Privacy has become an issue with today’s social media. As social networks try to generate revenue from marketers and advetisers, privacy settings are changing. With a click of a button, you can be sharing more than you ever wished to share.
I have had my issues with privacy lately. It all began when I decided to delete people because my newsfeed became filled with negativity and hopelessness I knew that things had to change. My friend warned me of doing this. He said people will become spiteful and will be personally offended for the Internet deletion. But I did like Kanye and shrugged and did what I wanted to do.
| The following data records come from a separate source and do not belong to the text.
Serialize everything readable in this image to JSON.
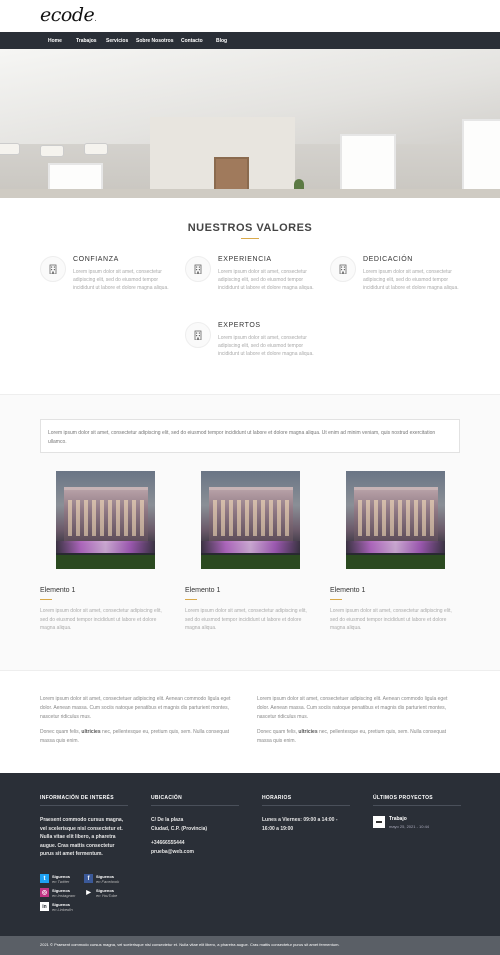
{
  "brand": {
    "logo": "ecode"
  },
  "nav": [
    "Home",
    "Trabajos",
    "Servicios",
    "Sobre Nosotros",
    "Contacto",
    "Blog"
  ],
  "values": {
    "title": "NUESTROS VALORES",
    "items": [
      {
        "title": "CONFIANZA",
        "text": "Lorem ipsum dolor sit amet, consectetur adipiscing elit, sed do eiusmod tempor incididunt ut labore et dolore magna aliqua."
      },
      {
        "title": "EXPERIENCIA",
        "text": "Lorem ipsum dolor sit amet, consectetur adipiscing elit, sed do eiusmod tempor incididunt ut labore et dolore magna aliqua."
      },
      {
        "title": "DEDICACIÓN",
        "text": "Lorem ipsum dolor sit amet, consectetur adipiscing elit, sed do eiusmod tempor incididunt ut labore et dolore magna aliqua."
      },
      {
        "title": "EXPERTOS",
        "text": "Lorem ipsum dolor sit amet, consectetur adipiscing elit, sed do eiusmod tempor incididunt ut labore et dolore magna aliqua."
      }
    ]
  },
  "notice": "Lorem ipsum dolor sit amet, consectetur adipiscing elit, sed do eiusmod tempor incididunt ut labore et dolore magna aliqua. Ut enim ad minim veniam, quis nostrud exercitation ullamco.",
  "elements": [
    {
      "title": "Elemento 1",
      "text": "Lorem ipsum dolor sit amet, consectetur adipiscing elit, sed do eiusmod tempor incididunt ut labore et dolore magna aliqua."
    },
    {
      "title": "Elemento 1",
      "text": "Lorem ipsum dolor sit amet, consectetur adipiscing elit, sed do eiusmod tempor incididunt ut labore et dolore magna aliqua."
    },
    {
      "title": "Elemento 1",
      "text": "Lorem ipsum dolor sit amet, consectetur adipiscing elit, sed do eiusmod tempor incididunt ut labore et dolore magna aliqua."
    }
  ],
  "columns": [
    {
      "p1": "Lorem ipsum dolor sit amet, consectetuer adipiscing elit. Aenean commodo ligula eget dolor. Aenean massa. Cum sociis natoque penatibus et magnis dis parturient montes, nascetur ridiculus mus.",
      "p2_pre": "Donec quam felis, ",
      "p2_bold": "ultricies",
      "p2_post": " nec, pellentesque eu, pretium quis, sem. Nulla consequat massa quis enim."
    },
    {
      "p1": "Lorem ipsum dolor sit amet, consectetuer adipiscing elit. Aenean commodo ligula eget dolor. Aenean massa. Cum sociis natoque penatibus et magnis dis parturient montes, nascetur ridiculus mus.",
      "p2_pre": "Donec quam felis, ",
      "p2_bold": "ultricies",
      "p2_post": " nec, pellentesque eu, pretium quis, sem. Nulla consequat massa quis enim."
    }
  ],
  "footer": {
    "info": {
      "title": "INFORMACIÓN DE INTERÉS",
      "text": "Praesent commodo cursus magna, vel scelerisque nisl consectetur et. Nulla vitae elit libero, a pharetra augue. Cras mattis consectetur purus sit amet fermentum."
    },
    "location": {
      "title": "UBICACIÓN",
      "line1": "C/ De la plaza",
      "line2": "Ciudad, C.P. (Provincia)",
      "phone": "+34666555444",
      "email": "prueba@web.com"
    },
    "hours": {
      "title": "HORARIOS",
      "text": "Lunes a Viernes: 09:00 a 14:00 - 16:00 a 19:00"
    },
    "projects": {
      "title": "ÚLTIMOS PROYECTOS",
      "item_title": "Trabajo",
      "item_date": "mayo 25, 2021 - 10:44"
    },
    "social": [
      {
        "label": "Síguenos",
        "network": "en Twitter",
        "icon": "twitter-icon",
        "color": "#1da1f2",
        "glyph": "t"
      },
      {
        "label": "Síguenos",
        "network": "en Facebook",
        "icon": "facebook-icon",
        "color": "#3b5998",
        "glyph": "f"
      },
      {
        "label": "Síguenos",
        "network": "en Instagram",
        "icon": "instagram-icon",
        "color": "#c13584",
        "glyph": "◎"
      },
      {
        "label": "Síguenos",
        "network": "en YouTube",
        "icon": "youtube-icon",
        "color": "#2a2f37",
        "glyph": "▶"
      },
      {
        "label": "Síguenos",
        "network": "en LinkedIn",
        "icon": "linkedin-icon",
        "color": "#2a2f37",
        "glyph": "in"
      }
    ]
  },
  "copyright": "2021 © Praesent commodo cursus magna, vel scelerisque nisl consectetur et. Nulla vitae elit libero, a pharetra augue. Cras mattis consectetur purus sit amet fermentum.",
  "colors": {
    "accent": "#d9a94a",
    "dark": "#2a2f37",
    "bottom": "#5a5f66"
  }
}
Soon it seemed to spread that I deleted folks, and of course it became a big deal. People refused to let me delete them and they repetitively kept friend requesting me. Did you know that Friend Request no longer have a deny button? When I simply hit ignore those people immediately had access to my profile updates. If I did not respond at all they still had the same access. I found this out when I friend requested a colleague who had not checked her friend request, but I could see her updates and profile changes. If you don’t want anyone on your page you basically have to accept their request and “unfriend” them the same day. I had one person to obsessively friend request and I had to block her. Like any pretty girl, I get a constant stream of friend requests from promoters and weird guys just imagine how much access they have had.
According to Ignored Facebook Friend Requests Can View Some Of Your Updates that, “Facebook explicitly asks you to report the individual if you don’t know the person. Since Facebook assumes you actually know the individual when you click “Not Now”, the company also thinks it makes sense to make your public updates visible to the user.”
Facebook has several applications. Have you ever looked at the permission clause before you click accept. Many of the apps request your permission to have access to your profile, address and information. Even newspaper websites request this permission if you try to share one of the articles to your Facebook or Twitter. Check out Facebook Privacy: 10 Settings Every User Needs to Know
One day I “googled” myself, and a website known as Spokeo surfaced on my search list. Spokeo sources information about an individual such as name, address with google street views, estimated income, family members, etc. from various social networks and search sites and displays it in a neatly packaged, publicly accessible profile. My time on that site was scary. Check out the article on how Spokeo has affected one man’s search for employment.
I think we all get so caught up on sharing that we forget to look at privacy disclaimers when we use online services. Patrick Courtney makes a great case for this with his post, ” Spokeo Sheds Light on Privacy Issues”. The things that we share can definitely impact our future. So be careful and be warned because this issue isn’t going anywhere anytime soon unless tighter federal regulation comes into play.